"Clark" gets another call from Martha, one less trusting than she's ever been before ("You'll just tell me some version of the truth that's not very true"), but still as vulnerable and honest about her pain as she's ever been with her husband. "I want it to stop, Clark, I want it to end." He convinces her to give her location, but Elizabeth finds it first, startling Martha and keeping a hand in her pocket in case she needs to cut a loose end. For a moment, I was convinced that she had stabbed Martha after she screamed, something I think director Dan Attias encourages, briefly, given the focus on the horrified look on Martha's face. Instead, she's just left bruised, badly, as she and "Jennifer" return to the safehouse.
So many of the particulars in "Travel Agents" are in-the-moment beats, successful but the most conventionally thriller-like in season so far. That's not a criticism — it's a corker — but the final scenes between Martha and "Clark" push the episode into pantheon territory, after the thriller elements have been dispensed with and we find a way to make Poor Martha's situation even more hopeless than last week, when she learned her husband was KGB and that she'd never go home again. This week, she's able to get minor gains in learning "Clark's" real American name and his birth name, "Mikhail...but everyone called me Mischa." It won't last: as he ices her bruise, he has the look of a sad, guilty dog on his face, paired with the admission that he's never going to be able to visit her. "I'll be alone...just the way it was before I met you."
Martha has had a deeply lonely existence: a teenage abortion, a lonely life in Washington, D.C., a lonely marriage with a man who lied about his identity and used her, and now the promise of a lonely life in Russia, where she knows no one and doesn't speak the language. There's a sadness when Philip and Elizabeth part in the episode, shortly before this exchange, in which Elizabeth encourages Philip to lie and say he'll be on the plane with her. She asks if he'd go with her if he could, trying to tease out his real feelings about Martha without hurting him. "I love you...I'll be home in a few hours," he says. "You need to stay," she answers. But again, there's little comfort for any of them, be it Elizabeth at home, preparing for bed; Martha, crying herself to sleep; or Philip, lying next to her and staring at the ceiling with a thousand-yard stare. No matter where they are or where they'll be, they're all alone, in some form or another.
-Oleg's getting really flirtatious with Tatiana.
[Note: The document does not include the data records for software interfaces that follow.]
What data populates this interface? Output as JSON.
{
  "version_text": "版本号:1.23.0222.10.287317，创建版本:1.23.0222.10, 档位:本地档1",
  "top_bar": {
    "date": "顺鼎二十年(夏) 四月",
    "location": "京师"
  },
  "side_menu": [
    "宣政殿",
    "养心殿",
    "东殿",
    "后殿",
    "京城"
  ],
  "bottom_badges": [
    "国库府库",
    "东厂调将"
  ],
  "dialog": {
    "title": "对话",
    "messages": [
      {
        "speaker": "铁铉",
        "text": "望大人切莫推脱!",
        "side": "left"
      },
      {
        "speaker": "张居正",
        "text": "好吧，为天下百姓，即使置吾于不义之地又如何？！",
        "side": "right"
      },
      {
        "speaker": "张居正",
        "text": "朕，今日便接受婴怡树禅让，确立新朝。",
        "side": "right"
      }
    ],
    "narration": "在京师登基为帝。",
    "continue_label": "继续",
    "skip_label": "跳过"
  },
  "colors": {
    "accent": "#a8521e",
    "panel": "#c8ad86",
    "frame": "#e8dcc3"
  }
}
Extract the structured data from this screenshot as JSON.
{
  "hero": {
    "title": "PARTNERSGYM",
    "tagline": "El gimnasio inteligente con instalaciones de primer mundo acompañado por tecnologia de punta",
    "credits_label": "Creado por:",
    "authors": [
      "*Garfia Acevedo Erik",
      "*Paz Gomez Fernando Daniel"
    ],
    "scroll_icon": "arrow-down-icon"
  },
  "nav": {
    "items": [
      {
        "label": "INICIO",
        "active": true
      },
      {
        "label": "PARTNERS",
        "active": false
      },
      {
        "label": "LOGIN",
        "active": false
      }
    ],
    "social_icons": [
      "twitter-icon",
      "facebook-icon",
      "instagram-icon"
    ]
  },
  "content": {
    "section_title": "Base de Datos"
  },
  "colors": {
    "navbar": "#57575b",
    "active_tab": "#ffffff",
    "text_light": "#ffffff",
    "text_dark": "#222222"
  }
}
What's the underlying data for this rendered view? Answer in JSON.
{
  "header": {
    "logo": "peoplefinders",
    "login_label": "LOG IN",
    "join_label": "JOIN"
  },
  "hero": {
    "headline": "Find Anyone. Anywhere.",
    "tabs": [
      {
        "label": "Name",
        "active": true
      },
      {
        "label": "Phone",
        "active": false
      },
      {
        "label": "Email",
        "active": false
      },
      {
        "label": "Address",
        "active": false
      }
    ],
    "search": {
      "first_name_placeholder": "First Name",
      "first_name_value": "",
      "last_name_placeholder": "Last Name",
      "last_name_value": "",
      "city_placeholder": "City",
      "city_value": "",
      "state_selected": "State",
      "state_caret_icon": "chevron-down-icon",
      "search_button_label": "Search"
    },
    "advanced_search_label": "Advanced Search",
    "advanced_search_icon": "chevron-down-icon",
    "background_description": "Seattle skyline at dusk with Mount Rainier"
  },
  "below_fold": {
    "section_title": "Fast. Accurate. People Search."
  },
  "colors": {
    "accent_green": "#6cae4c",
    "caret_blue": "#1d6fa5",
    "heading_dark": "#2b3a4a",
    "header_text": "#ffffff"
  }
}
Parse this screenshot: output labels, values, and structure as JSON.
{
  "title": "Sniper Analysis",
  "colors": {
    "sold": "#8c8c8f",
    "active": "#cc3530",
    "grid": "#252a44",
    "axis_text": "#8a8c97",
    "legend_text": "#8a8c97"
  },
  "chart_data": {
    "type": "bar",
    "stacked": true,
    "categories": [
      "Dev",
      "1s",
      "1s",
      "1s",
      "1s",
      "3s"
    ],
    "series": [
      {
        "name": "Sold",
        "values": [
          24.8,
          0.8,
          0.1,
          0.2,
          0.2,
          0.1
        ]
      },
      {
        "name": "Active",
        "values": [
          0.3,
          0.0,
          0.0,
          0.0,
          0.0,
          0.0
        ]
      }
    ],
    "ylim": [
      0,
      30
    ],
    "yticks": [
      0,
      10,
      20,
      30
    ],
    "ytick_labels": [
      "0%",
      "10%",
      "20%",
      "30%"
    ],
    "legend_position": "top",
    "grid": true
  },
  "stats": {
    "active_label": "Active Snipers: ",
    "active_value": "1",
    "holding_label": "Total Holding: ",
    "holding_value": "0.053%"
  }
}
I wonder if his grief over Nina's death is going to play into this at all.
-Martha will probably get on that plane, but I've no idea whether her trip ends with suicide or with a lonely existence in Russia. They'll both be painful.
-I've given plenty of praise to Wright's increasingly desperate performance, but Thomas' deadpan walks the sad/funny line beautifully.
-Henry, Paige and Matthew share a beer on the couch while watching TV. This brief moment of teen rule-breaking is some much-needed levity. I'm most amused by Henry being disappointed he doesn't get his own, even though he clearly doesn't like the taste much.